The United States has completely neglected the arts during the pandemic. We’ve smothered any idea of leisure activity with a blanket of fear. But we haven’t publicly declared war on them. At least we’re aware that this is a sad state of affairs. The United Kingdom, on the other hand, is actively treating the arts as some kind of enemy. A prominent U.K. minister said last week that it “doesn’t make sense” to keep supporting Britain’s music sector. This led to an national day of action. “Many artists have received zero support so far, said Dave Rowntree, the drummer for Blur. “There is no acknowledgement of their plight or any hint of a solution to get them through this crisis.” England without music isn’t England, and yet that’s where England stands right now.
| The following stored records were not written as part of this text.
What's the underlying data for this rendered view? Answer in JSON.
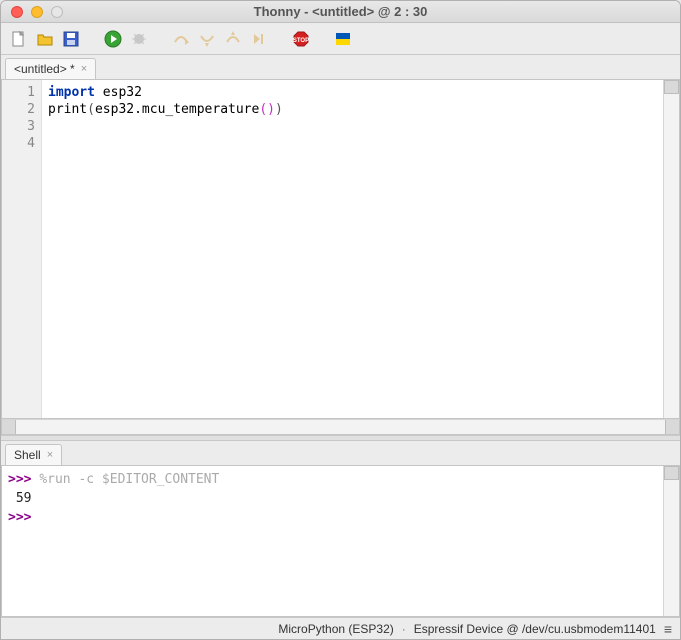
{
  "window": {
    "title": "Thonny  -  <untitled>  @  2 : 30"
  },
  "traffic": {
    "close": "close",
    "minimize": "minimize",
    "zoom": "zoom"
  },
  "toolbar": {
    "new": "new-file-icon",
    "open": "open-file-icon",
    "save": "save-icon",
    "run": "run-icon",
    "debug": "debug-icon",
    "step_over": "step-over-icon",
    "step_into": "step-into-icon",
    "step_out": "step-out-icon",
    "resume": "resume-icon",
    "stop": "stop-icon",
    "flag": "flag-icon"
  },
  "editor": {
    "tab_label": "<untitled> *",
    "line_numbers": [
      "1",
      "2",
      "3",
      "4"
    ],
    "lines": [
      {
        "tokens": [
          {
            "t": "import",
            "c": "kw"
          },
          {
            "t": " esp32",
            "c": "fn"
          }
        ]
      },
      {
        "tokens": [
          {
            "t": "print",
            "c": "fn"
          },
          {
            "t": "(",
            "c": "paren1"
          },
          {
            "t": "esp32.mcu_temperature",
            "c": "fn"
          },
          {
            "t": "(",
            "c": "paren2"
          },
          {
            "t": ")",
            "c": "paren2"
          },
          {
            "t": ")",
            "c": "paren1"
          }
        ]
      },
      {
        "tokens": []
      },
      {
        "tokens": []
      }
    ]
  },
  "shell": {
    "tab_label": "Shell",
    "lines": [
      {
        "prompt": ">>> ",
        "magic": "%run -c $EDITOR_CONTENT"
      },
      {
        "indent": " ",
        "out": "59"
      },
      {
        "prompt": ">>> "
      }
    ]
  },
  "status": {
    "interpreter": "MicroPython (ESP32)",
    "device": "Espressif Device @ /dev/cu.usbmodem11401",
    "separator": "·"
  }
}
U.K. chancellor Rishi Sunak announced last week a plan to protect “viable” jobs in the country. Not among the jobs mentioned: writers, actors, dancers, artists, musicians, or performers of any kind. This prompted British soprano Louise Alder to tweet that she had just concluded an indoor performance in front of a socially-distanced audience…in Munich. “In Germany,” she wrote, “I am viable. I choose to stay there.”
You’d be hard pressed to find someone more skilled or more viable than a pro musician. You’d also be hard pressed to find a non-musician who fully understands the skill and viability inherent in a pro musician. There’s a reason our world is filled with music, and it isn’t magic.
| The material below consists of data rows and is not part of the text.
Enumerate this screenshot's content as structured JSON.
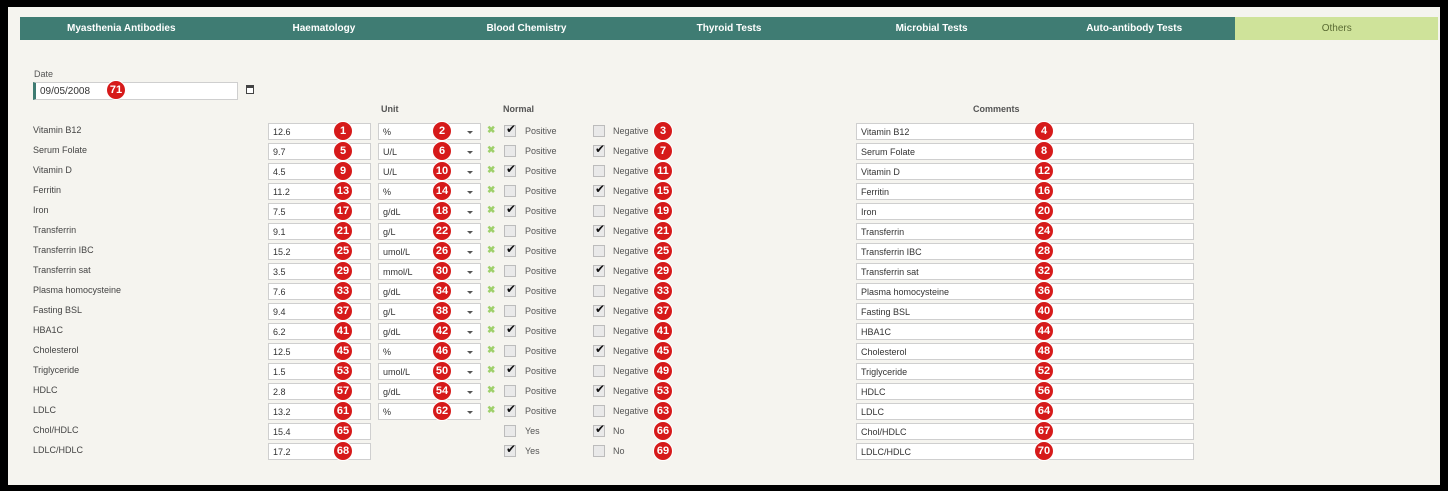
{
  "tabs": [
    "Myasthenia Antibodies",
    "Haematology",
    "Blood Chemistry",
    "Thyroid Tests",
    "Microbial Tests",
    "Auto-antibody Tests",
    "Others"
  ],
  "active_tab": 6,
  "date": {
    "label": "Date",
    "value": "09/05/2008",
    "badge": "71"
  },
  "headers": {
    "unit": "Unit",
    "normal": "Normal",
    "comments": "Comments"
  },
  "rows": [
    {
      "label": "Vitamin B12",
      "value": "12.6",
      "unit": "%",
      "pos_label": "Positive",
      "neg_label": "Negative",
      "pos": true,
      "neg": false,
      "comment": "Vitamin B12",
      "b_val": "1",
      "b_unit": "2",
      "b_cb": "3",
      "b_com": "4"
    },
    {
      "label": "Serum Folate",
      "value": "9.7",
      "unit": "U/L",
      "pos_label": "Positive",
      "neg_label": "Negative",
      "pos": false,
      "neg": true,
      "comment": "Serum Folate",
      "b_val": "5",
      "b_unit": "6",
      "b_cb": "7",
      "b_com": "8"
    },
    {
      "label": "Vitamin D",
      "value": "4.5",
      "unit": "U/L",
      "pos_label": "Positive",
      "neg_label": "Negative",
      "pos": true,
      "neg": false,
      "comment": "Vitamin D",
      "b_val": "9",
      "b_unit": "10",
      "b_cb": "11",
      "b_com": "12"
    },
    {
      "label": "Ferritin",
      "value": "11.2",
      "unit": "%",
      "pos_label": "Positive",
      "neg_label": "Negative",
      "pos": false,
      "neg": true,
      "comment": "Ferritin",
      "b_val": "13",
      "b_unit": "14",
      "b_cb": "15",
      "b_com": "16"
    },
    {
      "label": "Iron",
      "value": "7.5",
      "unit": "g/dL",
      "pos_label": "Positive",
      "neg_label": "Negative",
      "pos": true,
      "neg": false,
      "comment": "Iron",
      "b_val": "17",
      "b_unit": "18",
      "b_cb": "19",
      "b_com": "20"
    },
    {
      "label": "Transferrin",
      "value": "9.1",
      "unit": "g/L",
      "pos_label": "Positive",
      "neg_label": "Negative",
      "pos": false,
      "neg": true,
      "comment": "Transferrin",
      "b_val": "21",
      "b_unit": "22",
      "b_cb": "21",
      "b_com": "24"
    },
    {
      "label": "Transferrin IBC",
      "value": "15.2",
      "unit": "umol/L",
      "pos_label": "Positive",
      "neg_label": "Negative",
      "pos": true,
      "neg": false,
      "comment": "Transferrin IBC",
      "b_val": "25",
      "b_unit": "26",
      "b_cb": "25",
      "b_com": "28"
    },
    {
      "label": "Transferrin sat",
      "value": "3.5",
      "unit": "mmol/L",
      "pos_label": "Positive",
      "neg_label": "Negative",
      "pos": false,
      "neg": true,
      "comment": "Transferrin sat",
      "b_val": "29",
      "b_unit": "30",
      "b_cb": "29",
      "b_com": "32"
    },
    {
      "label": "Plasma homocysteine",
      "value": "7.6",
      "unit": "g/dL",
      "pos_label": "Positive",
      "neg_label": "Negative",
      "pos": true,
      "neg": false,
      "comment": "Plasma homocysteine",
      "b_val": "33",
      "b_unit": "34",
      "b_cb": "33",
      "b_com": "36"
    },
    {
      "label": "Fasting BSL",
      "value": "9.4",
      "unit": "g/L",
      "pos_label": "Positive",
      "neg_label": "Negative",
      "pos": false,
      "neg": true,
      "comment": "Fasting BSL",
      "b_val": "37",
      "b_unit": "38",
      "b_cb": "37",
      "b_com": "40"
    },
    {
      "label": "HBA1C",
      "value": "6.2",
      "unit": "g/dL",
      "pos_label": "Positive",
      "neg_label": "Negative",
      "pos": true,
      "neg": false,
      "comment": "HBA1C",
      "b_val": "41",
      "b_unit": "42",
      "b_cb": "41",
      "b_com": "44"
    },
    {
      "label": "Cholesterol",
      "value": "12.5",
      "unit": "%",
      "pos_label": "Positive",
      "neg_label": "Negative",
      "pos": false,
      "neg": true,
      "comment": "Cholesterol",
      "b_val": "45",
      "b_unit": "46",
      "b_cb": "45",
      "b_com": "48"
    },
    {
      "label": "Triglyceride",
      "value": "1.5",
      "unit": "umol/L",
      "pos_label": "Positive",
      "neg_label": "Negative",
      "pos": true,
      "neg": false,
      "comment": "Triglyceride",
      "b_val": "53",
      "b_unit": "50",
      "b_cb": "49",
      "b_com": "52"
    },
    {
      "label": "HDLC",
      "value": "2.8",
      "unit": "g/dL",
      "pos_label": "Positive",
      "neg_label": "Negative",
      "pos": false,
      "neg": true,
      "comment": "HDLC",
      "b_val": "57",
      "b_unit": "54",
      "b_cb": "53",
      "b_com": "56"
    },
    {
      "label": "LDLC",
      "value": "13.2",
      "unit": "%",
      "pos_label": "Positive",
      "neg_label": "Negative",
      "pos": true,
      "neg": false,
      "comment": "LDLC",
      "b_val": "61",
      "b_unit": "62",
      "b_cb": "63",
      "b_com": "64"
    },
    {
      "label": "Chol/HDLC",
      "value": "15.4",
      "unit": null,
      "pos_label": "Yes",
      "neg_label": "No",
      "pos": false,
      "neg": true,
      "comment": "Chol/HDLC",
      "b_val": "65",
      "b_unit": null,
      "b_cb": "66",
      "b_com": "67"
    },
    {
      "label": "LDLC/HDLC",
      "value": "17.2",
      "unit": null,
      "pos_label": "Yes",
      "neg_label": "No",
      "pos": true,
      "neg": false,
      "comment": "LDLC/HDLC",
      "b_val": "68",
      "b_unit": null,
      "b_cb": "69",
      "b_com": "70"
    }
  ],
  "icons": {
    "clear": "clear-x-icon",
    "calendar": "calendar-icon",
    "dropdown": "chevron-down-icon"
  },
  "colors": {
    "tab": "#3f7c73",
    "tab_active": "#cfe39a",
    "badge": "#d61a1a",
    "clear": "#9ed06a"
  }
}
— Vaughan Fleischfresser (@VFleischfresser) September 26, 2020
Suddenly a whole generation of British and American performing artists finds itself completely unappreciated at home and considering flight to continental Europe, which appreciates and supports their talents. It’s like the case of Josephine Baker en masse, except that this reasoning isn’t about race. It’s about their nations allowing fear of a virus to transmute into a disdain for the arts.
We can be better, and we can do better. Not all arts organizations or performers feel comfortable returning to work right now, and that’s their prerogative. And the same goes for patrons. No one is making anyone leave their house to support the arts. But there are plenty of people who would, just like there are plenty of people who would go to the movies, given the opportunity. Our governments need to remove obstacles for making the arts happen, not put them in the way. Our creative class is one of our greatest assets. The bureaucrats, particularly in our biggest cities, need to stop controlling them. We’re more than the sum of our brutalist political calculations and health-care concerns. The creative class needs to be creative.
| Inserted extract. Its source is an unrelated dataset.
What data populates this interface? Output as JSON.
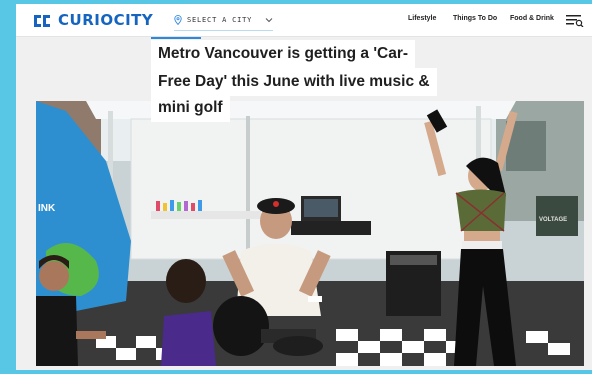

Let’s use the Atlanta Opera as a model. Starting October 22, they’re staging an outdoor performance of Pagliacci, as well as a German opera called The Kaiser of Atlantis. The performances are shorter than usual, only 60-70 minutes. People must sit in socially-distanced pods, and they need to wear masks. Fine, it’s the COVID-19 era, we must make accommodations. And there seems to be demand. The Saturday night, October 23 showing of Pagliacci is already sold out. I wish I could go. Maybe something like it is coming to a stage near me soon. But probably not.